**Problem details**
Repeat each record exactly as written, and drop any images.

**Records to use**
○ ○ ○
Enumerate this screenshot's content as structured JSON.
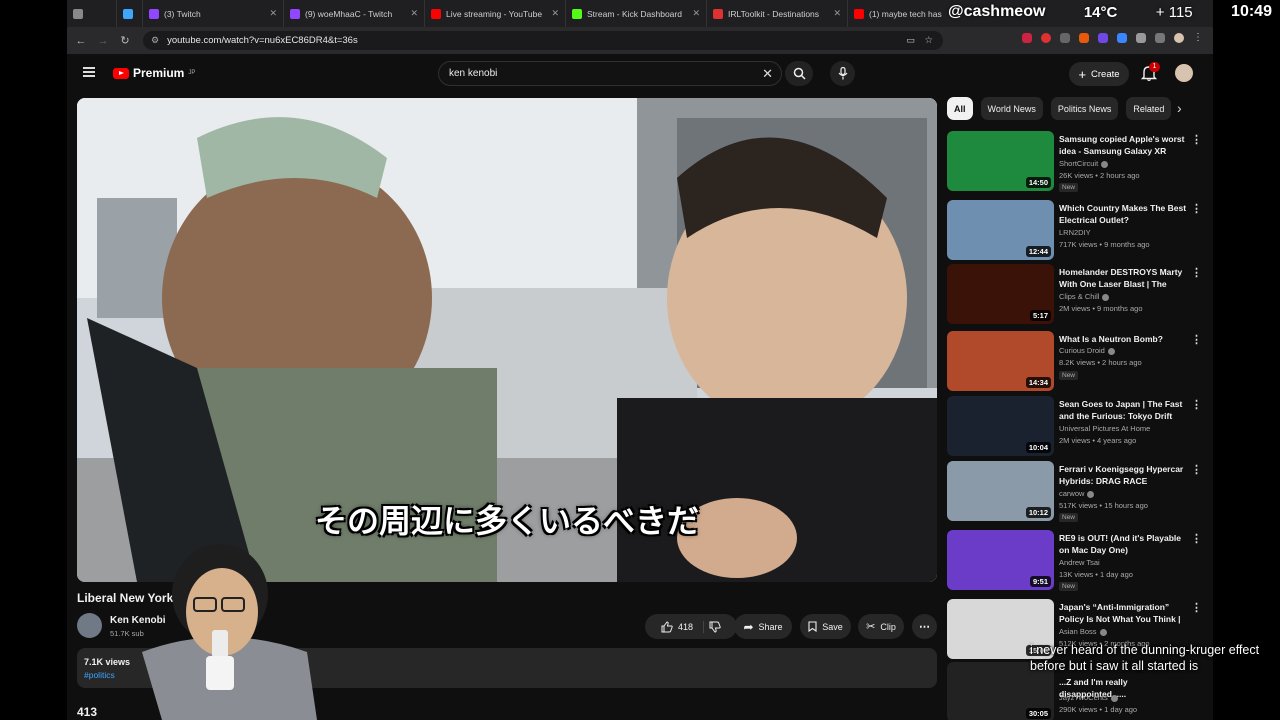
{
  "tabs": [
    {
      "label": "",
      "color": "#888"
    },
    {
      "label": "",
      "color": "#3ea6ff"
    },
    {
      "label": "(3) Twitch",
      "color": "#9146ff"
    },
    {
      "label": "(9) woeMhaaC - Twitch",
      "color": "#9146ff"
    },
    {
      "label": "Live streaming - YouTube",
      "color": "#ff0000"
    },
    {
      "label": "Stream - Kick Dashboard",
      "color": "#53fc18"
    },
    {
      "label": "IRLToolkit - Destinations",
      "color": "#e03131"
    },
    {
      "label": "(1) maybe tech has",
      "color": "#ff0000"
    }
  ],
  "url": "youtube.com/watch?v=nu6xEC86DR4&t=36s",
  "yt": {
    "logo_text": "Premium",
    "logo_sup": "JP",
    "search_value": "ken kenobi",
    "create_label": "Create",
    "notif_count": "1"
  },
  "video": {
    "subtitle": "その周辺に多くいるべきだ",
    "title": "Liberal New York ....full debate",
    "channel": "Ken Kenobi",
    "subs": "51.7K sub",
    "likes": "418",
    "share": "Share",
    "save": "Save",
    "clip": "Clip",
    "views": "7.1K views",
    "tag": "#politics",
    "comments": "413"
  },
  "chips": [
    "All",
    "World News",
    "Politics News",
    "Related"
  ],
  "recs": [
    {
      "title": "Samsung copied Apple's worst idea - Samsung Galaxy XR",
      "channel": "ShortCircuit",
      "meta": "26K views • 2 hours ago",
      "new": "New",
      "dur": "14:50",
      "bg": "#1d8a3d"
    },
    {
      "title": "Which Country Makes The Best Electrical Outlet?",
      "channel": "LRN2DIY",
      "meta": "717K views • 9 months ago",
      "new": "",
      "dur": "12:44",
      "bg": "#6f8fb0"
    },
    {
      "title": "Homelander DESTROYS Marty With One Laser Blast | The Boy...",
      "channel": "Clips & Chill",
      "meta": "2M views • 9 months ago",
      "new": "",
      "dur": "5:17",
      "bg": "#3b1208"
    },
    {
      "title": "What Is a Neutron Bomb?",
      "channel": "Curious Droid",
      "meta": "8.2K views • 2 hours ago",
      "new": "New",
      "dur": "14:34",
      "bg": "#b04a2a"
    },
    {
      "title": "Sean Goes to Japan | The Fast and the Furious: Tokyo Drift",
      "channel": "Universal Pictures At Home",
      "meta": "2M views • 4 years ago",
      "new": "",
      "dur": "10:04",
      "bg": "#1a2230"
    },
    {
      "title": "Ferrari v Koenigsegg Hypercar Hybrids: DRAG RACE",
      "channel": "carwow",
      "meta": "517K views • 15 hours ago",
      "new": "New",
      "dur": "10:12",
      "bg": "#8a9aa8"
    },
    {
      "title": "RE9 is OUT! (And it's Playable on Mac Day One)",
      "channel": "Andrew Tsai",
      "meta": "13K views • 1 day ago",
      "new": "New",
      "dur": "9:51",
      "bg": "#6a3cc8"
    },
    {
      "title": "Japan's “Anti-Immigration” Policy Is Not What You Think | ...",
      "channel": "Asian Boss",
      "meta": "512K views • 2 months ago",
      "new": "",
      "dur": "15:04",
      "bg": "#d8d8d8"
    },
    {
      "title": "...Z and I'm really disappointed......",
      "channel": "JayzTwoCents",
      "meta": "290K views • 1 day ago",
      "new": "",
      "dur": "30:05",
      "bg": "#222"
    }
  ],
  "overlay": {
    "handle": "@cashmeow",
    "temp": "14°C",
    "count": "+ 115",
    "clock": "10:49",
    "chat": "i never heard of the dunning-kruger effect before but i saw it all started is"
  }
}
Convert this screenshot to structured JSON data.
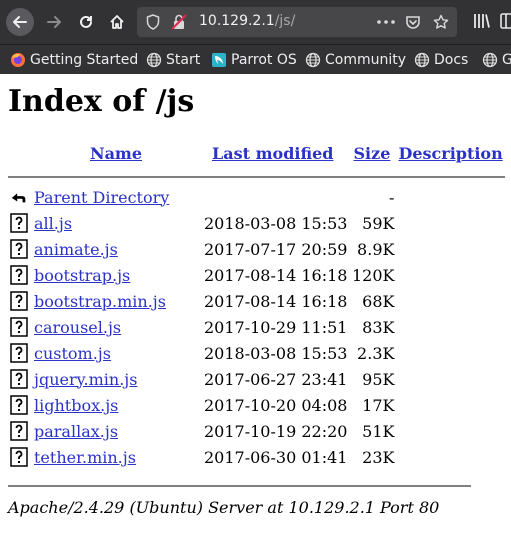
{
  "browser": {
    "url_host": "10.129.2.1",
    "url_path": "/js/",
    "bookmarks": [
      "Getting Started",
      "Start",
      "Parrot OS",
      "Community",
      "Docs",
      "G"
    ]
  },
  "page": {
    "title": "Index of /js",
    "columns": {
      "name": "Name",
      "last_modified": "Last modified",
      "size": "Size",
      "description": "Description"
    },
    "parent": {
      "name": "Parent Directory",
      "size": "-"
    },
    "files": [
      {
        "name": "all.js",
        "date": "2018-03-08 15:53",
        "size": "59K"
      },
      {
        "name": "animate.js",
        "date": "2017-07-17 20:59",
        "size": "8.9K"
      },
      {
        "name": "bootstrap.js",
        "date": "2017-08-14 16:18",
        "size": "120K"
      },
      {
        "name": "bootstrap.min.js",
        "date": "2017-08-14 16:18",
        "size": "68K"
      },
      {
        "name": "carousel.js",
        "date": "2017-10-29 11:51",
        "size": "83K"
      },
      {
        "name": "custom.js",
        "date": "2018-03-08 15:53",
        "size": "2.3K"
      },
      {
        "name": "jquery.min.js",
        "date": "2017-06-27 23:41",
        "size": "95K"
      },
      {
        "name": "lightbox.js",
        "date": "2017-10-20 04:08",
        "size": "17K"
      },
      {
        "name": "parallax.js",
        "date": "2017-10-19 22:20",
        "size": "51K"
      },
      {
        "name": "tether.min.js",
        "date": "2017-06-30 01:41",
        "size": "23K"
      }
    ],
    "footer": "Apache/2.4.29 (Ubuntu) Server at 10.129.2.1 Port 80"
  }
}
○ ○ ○
**Output for this task**
Enumerate this screenshot's content as structured JSON.
{
  "tabs": [
    {
      "label": "",
      "color": "#888"
    },
    {
      "label": "",
      "color": "#3ea6ff"
    },
    {
      "label": "(3) Twitch",
      "color": "#9146ff"
    },
    {
      "label": "(9) woeMhaaC - Twitch",
      "color": "#9146ff"
    },
    {
      "label": "Live streaming - YouTube",
      "color": "#ff0000"
    },
    {
      "label": "Stream - Kick Dashboard",
      "color": "#53fc18"
    },
    {
      "label": "IRLToolkit - Destinations",
      "color": "#e03131"
    },
    {
      "label": "(1) maybe tech has",
      "color": "#ff0000"
    }
  ],
  "url": "youtube.com/watch?v=nu6xEC86DR4&t=36s",
  "yt": {
    "logo_text": "Premium",
    "logo_sup": "JP",
    "search_value": "ken kenobi",
    "create_label": "Create",
    "notif_count": "1"
  },
  "video": {
    "subtitle": "その周辺に多くいるべきだ",
    "title": "Liberal New York ....full debate",
    "channel": "Ken Kenobi",
    "subs": "51.7K sub",
    "likes": "418",
    "share": "Share",
    "save": "Save",
    "clip": "Clip",
    "views": "7.1K views",
    "tag": "#politics",
    "comments": "413"
  },
  "chips": [
    "All",
    "World News",
    "Politics News",
    "Related"
  ],
  "recs": [
    {
      "title": "Samsung copied Apple's worst idea - Samsung Galaxy XR",
      "channel": "ShortCircuit",
      "meta": "26K views • 2 hours ago",
      "new": "New",
      "dur": "14:50",
      "bg": "#1d8a3d"
    },
    {
      "title": "Which Country Makes The Best Electrical Outlet?",
      "channel": "LRN2DIY",
      "meta": "717K views • 9 months ago",
      "new": "",
      "dur": "12:44",
      "bg": "#6f8fb0"
    },
    {
      "title": "Homelander DESTROYS Marty With One Laser Blast | The Boy...",
      "channel": "Clips & Chill",
      "meta": "2M views • 9 months ago",
      "new": "",
      "dur": "5:17",
      "bg": "#3b1208"
    },
    {
      "title": "What Is a Neutron Bomb?",
      "channel": "Curious Droid",
      "meta": "8.2K views • 2 hours ago",
      "new": "New",
      "dur": "14:34",
      "bg": "#b04a2a"
    },
    {
      "title": "Sean Goes to Japan | The Fast and the Furious: Tokyo Drift",
      "channel": "Universal Pictures At Home",
      "meta": "2M views • 4 years ago",
      "new": "",
      "dur": "10:04",
      "bg": "#1a2230"
    },
    {
      "title": "Ferrari v Koenigsegg Hypercar Hybrids: DRAG RACE",
      "channel": "carwow",
      "meta": "517K views • 15 hours ago",
      "new": "New",
      "dur": "10:12",
      "bg": "#8a9aa8"
    },
    {
      "title": "RE9 is OUT! (And it's Playable on Mac Day One)",
      "channel": "Andrew Tsai",
      "meta": "13K views • 1 day ago",
      "new": "New",
      "dur": "9:51",
      "bg": "#6a3cc8"
    },
    {
      "title": "Japan's “Anti-Immigration” Policy Is Not What You Think | ...",
      "channel": "Asian Boss",
      "meta": "512K views • 2 months ago",
      "new": "",
      "dur": "15:04",
      "bg": "#d8d8d8"
    },
    {
      "title": "...Z and I'm really disappointed......",
      "channel": "JayzTwoCents",
      "meta": "290K views • 1 day ago",
      "new": "",
      "dur": "30:05",
      "bg": "#222"
    }
  ],
  "overlay": {
    "handle": "@cashmeow",
    "temp": "14°C",
    "count": "+ 115",
    "clock": "10:49",
    "chat": "i never heard of the dunning-kruger effect before but i saw it all started is"
  }
}
Convert this screenshot to structured JSON data.
{
  "browser": {
    "url_host": "10.129.2.1",
    "url_path": "/js/",
    "bookmarks": [
      "Getting Started",
      "Start",
      "Parrot OS",
      "Community",
      "Docs",
      "G"
    ]
  },
  "page": {
    "title": "Index of /js",
    "columns": {
      "name": "Name",
      "last_modified": "Last modified",
      "size": "Size",
      "description": "Description"
    },
    "parent": {
      "name": "Parent Directory",
      "size": "-"
    },
    "files": [
      {
        "name": "all.js",
        "date": "2018-03-08 15:53",
        "size": "59K"
      },
      {
        "name": "animate.js",
        "date": "2017-07-17 20:59",
        "size": "8.9K"
      },
      {
        "name": "bootstrap.js",
        "date": "2017-08-14 16:18",
        "size": "120K"
      },
      {
        "name": "bootstrap.min.js",
        "date": "2017-08-14 16:18",
        "size": "68K"
      },
      {
        "name": "carousel.js",
        "date": "2017-10-29 11:51",
        "size": "83K"
      },
      {
        "name": "custom.js",
        "date": "2018-03-08 15:53",
        "size": "2.3K"
      },
      {
        "name": "jquery.min.js",
        "date": "2017-06-27 23:41",
        "size": "95K"
      },
      {
        "name": "lightbox.js",
        "date": "2017-10-20 04:08",
        "size": "17K"
      },
      {
        "name": "parallax.js",
        "date": "2017-10-19 22:20",
        "size": "51K"
      },
      {
        "name": "tether.min.js",
        "date": "2017-06-30 01:41",
        "size": "23K"
      }
    ],
    "footer": "Apache/2.4.29 (Ubuntu) Server at 10.129.2.1 Port 80"
  }
}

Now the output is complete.